PROBLEM TO WORK ON ▸ Exactly reproduce the entries, dropping any pictures from your copy.

-- RECORDED INFORMATION follows --

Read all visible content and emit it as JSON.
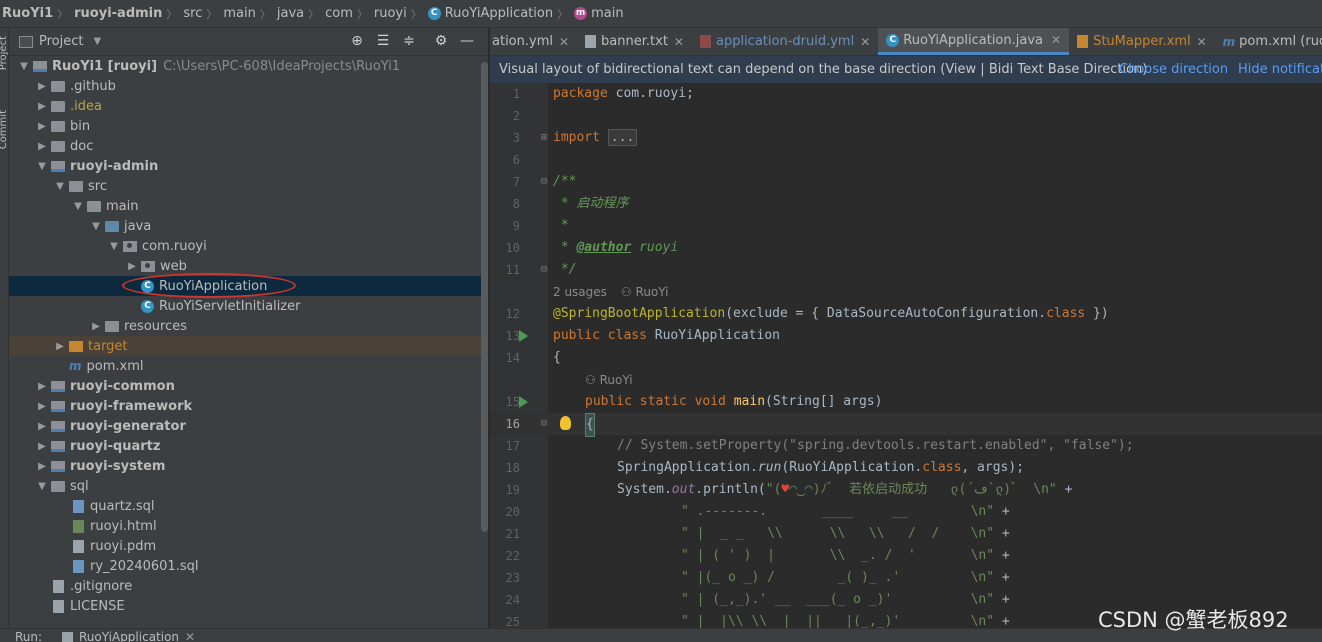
{
  "breadcrumb": [
    "RuoYi1",
    "ruoyi-admin",
    "src",
    "main",
    "java",
    "com",
    "ruoyi",
    "RuoYiApplication",
    "main"
  ],
  "left_strip": {
    "project_label": "Project",
    "commit_label": "Commit"
  },
  "project_panel": {
    "title": "Project",
    "tree": [
      {
        "label": "RuoYi1 [ruoyi]",
        "hint": "C:\\Users\\PC-608\\IdeaProjects\\RuoYi1"
      },
      {
        "label": ".github"
      },
      {
        "label": ".idea"
      },
      {
        "label": "bin"
      },
      {
        "label": "doc"
      },
      {
        "label": "ruoyi-admin"
      },
      {
        "label": "src"
      },
      {
        "label": "main"
      },
      {
        "label": "java"
      },
      {
        "label": "com.ruoyi"
      },
      {
        "label": "web"
      },
      {
        "label": "RuoYiApplication"
      },
      {
        "label": "RuoYiServletInitializer"
      },
      {
        "label": "resources"
      },
      {
        "label": "target"
      },
      {
        "label": "pom.xml"
      },
      {
        "label": "ruoyi-common"
      },
      {
        "label": "ruoyi-framework"
      },
      {
        "label": "ruoyi-generator"
      },
      {
        "label": "ruoyi-quartz"
      },
      {
        "label": "ruoyi-system"
      },
      {
        "label": "sql"
      },
      {
        "label": "quartz.sql"
      },
      {
        "label": "ruoyi.html"
      },
      {
        "label": "ruoyi.pdm"
      },
      {
        "label": "ry_20240601.sql"
      },
      {
        "label": ".gitignore"
      },
      {
        "label": "LICENSE"
      }
    ]
  },
  "tabs": [
    {
      "label": "ation.yml"
    },
    {
      "label": "banner.txt"
    },
    {
      "label": "application-druid.yml"
    },
    {
      "label": "RuoYiApplication.java"
    },
    {
      "label": "StuMapper.xml"
    },
    {
      "label": "pom.xml (ruoyi)"
    }
  ],
  "notice": {
    "text": "Visual layout of bidirectional text can depend on the base direction (View | Bidi Text Base Direction)",
    "choose": "Choose direction",
    "hide": "Hide notification"
  },
  "code": {
    "line_numbers": [
      "1",
      "2",
      "3",
      "6",
      "7",
      "8",
      "9",
      "10",
      "11",
      "12",
      "13",
      "14",
      "15",
      "16",
      "17",
      "18",
      "19",
      "20",
      "21",
      "22",
      "23",
      "24",
      "25"
    ],
    "pkg_kw": "package",
    "pkg_name": " com.ruoyi;",
    "import_kw": "import",
    "import_fold": "...",
    "doc_open": "/**",
    "doc_desc": " * 启动程序",
    "doc_blank": " *",
    "doc_star": " * ",
    "doc_author_tag": "@author",
    "doc_author": " ruoyi",
    "doc_close": " */",
    "usages": "2 usages",
    "usages_author": "RuoYi",
    "l12_ann": "@SpringBootApplication",
    "l12_rest": "(exclude = { DataSourceAutoConfiguration.",
    "l12_class": "class",
    "l12_end": " })",
    "l13_kw": "public class",
    "l13_name": " RuoYiApplication",
    "l14": "{",
    "author2": "RuoYi",
    "l15_kw": "public static void",
    "l15_fn": " main",
    "l15_rest": "(String[] args)",
    "l16": "{",
    "l17": "// System.setProperty(\"spring.devtools.restart.enabled\", \"false\");",
    "l18_a": "SpringApplication.",
    "l18_run": "run",
    "l18_b": "(RuoYiApplication.",
    "l18_class": "class",
    "l18_c": ", args);",
    "l19_a": "System.",
    "l19_out": "out",
    "l19_b": ".println(",
    "l19_str1": "\"(",
    "l19_heart": "♥",
    "l19_str2": "◠‿◠)ﾉﾞ  若依启动成功   ლ(´ڡ`ლ)ﾞ  \\n\"",
    "l19_plus": " +",
    "l20_str": "\" .-------.       ____     __        \\n\"",
    "l21_str": "\" |  _ _   \\\\      \\\\   \\\\   /  /    \\n\"",
    "l22_str": "\" | ( ' )  |       \\\\  _. /  '       \\n\"",
    "l23_str": "\" |(_ o _) /        _( )_ .'         \\n\"",
    "l24_str": "\" | (_,_).' __  ___(_ o _)'          \\n\"",
    "l25_str": "\" |  |\\\\ \\\\  |  ||   |(_,_)'         \\n\"",
    "plus": " +"
  },
  "bottom": {
    "run_label": "Run:",
    "run_tab": "RuoYiApplication"
  },
  "watermark": "CSDN @蟹老板892"
}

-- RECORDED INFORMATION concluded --

THE ANSWER ▸
Read all visible content and emit it as JSON.
{
  "breadcrumb": [
    "RuoYi1",
    "ruoyi-admin",
    "src",
    "main",
    "java",
    "com",
    "ruoyi",
    "RuoYiApplication",
    "main"
  ],
  "left_strip": {
    "project_label": "Project",
    "commit_label": "Commit"
  },
  "project_panel": {
    "title": "Project",
    "tree": [
      {
        "label": "RuoYi1 [ruoyi]",
        "hint": "C:\\Users\\PC-608\\IdeaProjects\\RuoYi1"
      },
      {
        "label": ".github"
      },
      {
        "label": ".idea"
      },
      {
        "label": "bin"
      },
      {
        "label": "doc"
      },
      {
        "label": "ruoyi-admin"
      },
      {
        "label": "src"
      },
      {
        "label": "main"
      },
      {
        "label": "java"
      },
      {
        "label": "com.ruoyi"
      },
      {
        "label": "web"
      },
      {
        "label": "RuoYiApplication"
      },
      {
        "label": "RuoYiServletInitializer"
      },
      {
        "label": "resources"
      },
      {
        "label": "target"
      },
      {
        "label": "pom.xml"
      },
      {
        "label": "ruoyi-common"
      },
      {
        "label": "ruoyi-framework"
      },
      {
        "label": "ruoyi-generator"
      },
      {
        "label": "ruoyi-quartz"
      },
      {
        "label": "ruoyi-system"
      },
      {
        "label": "sql"
      },
      {
        "label": "quartz.sql"
      },
      {
        "label": "ruoyi.html"
      },
      {
        "label": "ruoyi.pdm"
      },
      {
        "label": "ry_20240601.sql"
      },
      {
        "label": ".gitignore"
      },
      {
        "label": "LICENSE"
      }
    ]
  },
  "tabs": [
    {
      "label": "ation.yml"
    },
    {
      "label": "banner.txt"
    },
    {
      "label": "application-druid.yml"
    },
    {
      "label": "RuoYiApplication.java"
    },
    {
      "label": "StuMapper.xml"
    },
    {
      "label": "pom.xml (ruoyi)"
    }
  ],
  "notice": {
    "text": "Visual layout of bidirectional text can depend on the base direction (View | Bidi Text Base Direction)",
    "choose": "Choose direction",
    "hide": "Hide notification"
  },
  "code": {
    "line_numbers": [
      "1",
      "2",
      "3",
      "6",
      "7",
      "8",
      "9",
      "10",
      "11",
      "12",
      "13",
      "14",
      "15",
      "16",
      "17",
      "18",
      "19",
      "20",
      "21",
      "22",
      "23",
      "24",
      "25"
    ],
    "pkg_kw": "package",
    "pkg_name": " com.ruoyi;",
    "import_kw": "import",
    "import_fold": "...",
    "doc_open": "/**",
    "doc_desc": " * 启动程序",
    "doc_blank": " *",
    "doc_star": " * ",
    "doc_author_tag": "@author",
    "doc_author": " ruoyi",
    "doc_close": " */",
    "usages": "2 usages",
    "usages_author": "RuoYi",
    "l12_ann": "@SpringBootApplication",
    "l12_rest": "(exclude = { DataSourceAutoConfiguration.",
    "l12_class": "class",
    "l12_end": " })",
    "l13_kw": "public class",
    "l13_name": " RuoYiApplication",
    "l14": "{",
    "author2": "RuoYi",
    "l15_kw": "public static void",
    "l15_fn": " main",
    "l15_rest": "(String[] args)",
    "l16": "{",
    "l17": "// System.setProperty(\"spring.devtools.restart.enabled\", \"false\");",
    "l18_a": "SpringApplication.",
    "l18_run": "run",
    "l18_b": "(RuoYiApplication.",
    "l18_class": "class",
    "l18_c": ", args);",
    "l19_a": "System.",
    "l19_out": "out",
    "l19_b": ".println(",
    "l19_str1": "\"(",
    "l19_heart": "♥",
    "l19_str2": "◠‿◠)ﾉﾞ  若依启动成功   ლ(´ڡ`ლ)ﾞ  \\n\"",
    "l19_plus": " +",
    "l20_str": "\" .-------.       ____     __        \\n\"",
    "l21_str": "\" |  _ _   \\\\      \\\\   \\\\   /  /    \\n\"",
    "l22_str": "\" | ( ' )  |       \\\\  _. /  '       \\n\"",
    "l23_str": "\" |(_ o _) /        _( )_ .'         \\n\"",
    "l24_str": "\" | (_,_).' __  ___(_ o _)'          \\n\"",
    "l25_str": "\" |  |\\\\ \\\\  |  ||   |(_,_)'         \\n\"",
    "plus": " +"
  },
  "bottom": {
    "run_label": "Run:",
    "run_tab": "RuoYiApplication"
  },
  "watermark": "CSDN @蟹老板892"
}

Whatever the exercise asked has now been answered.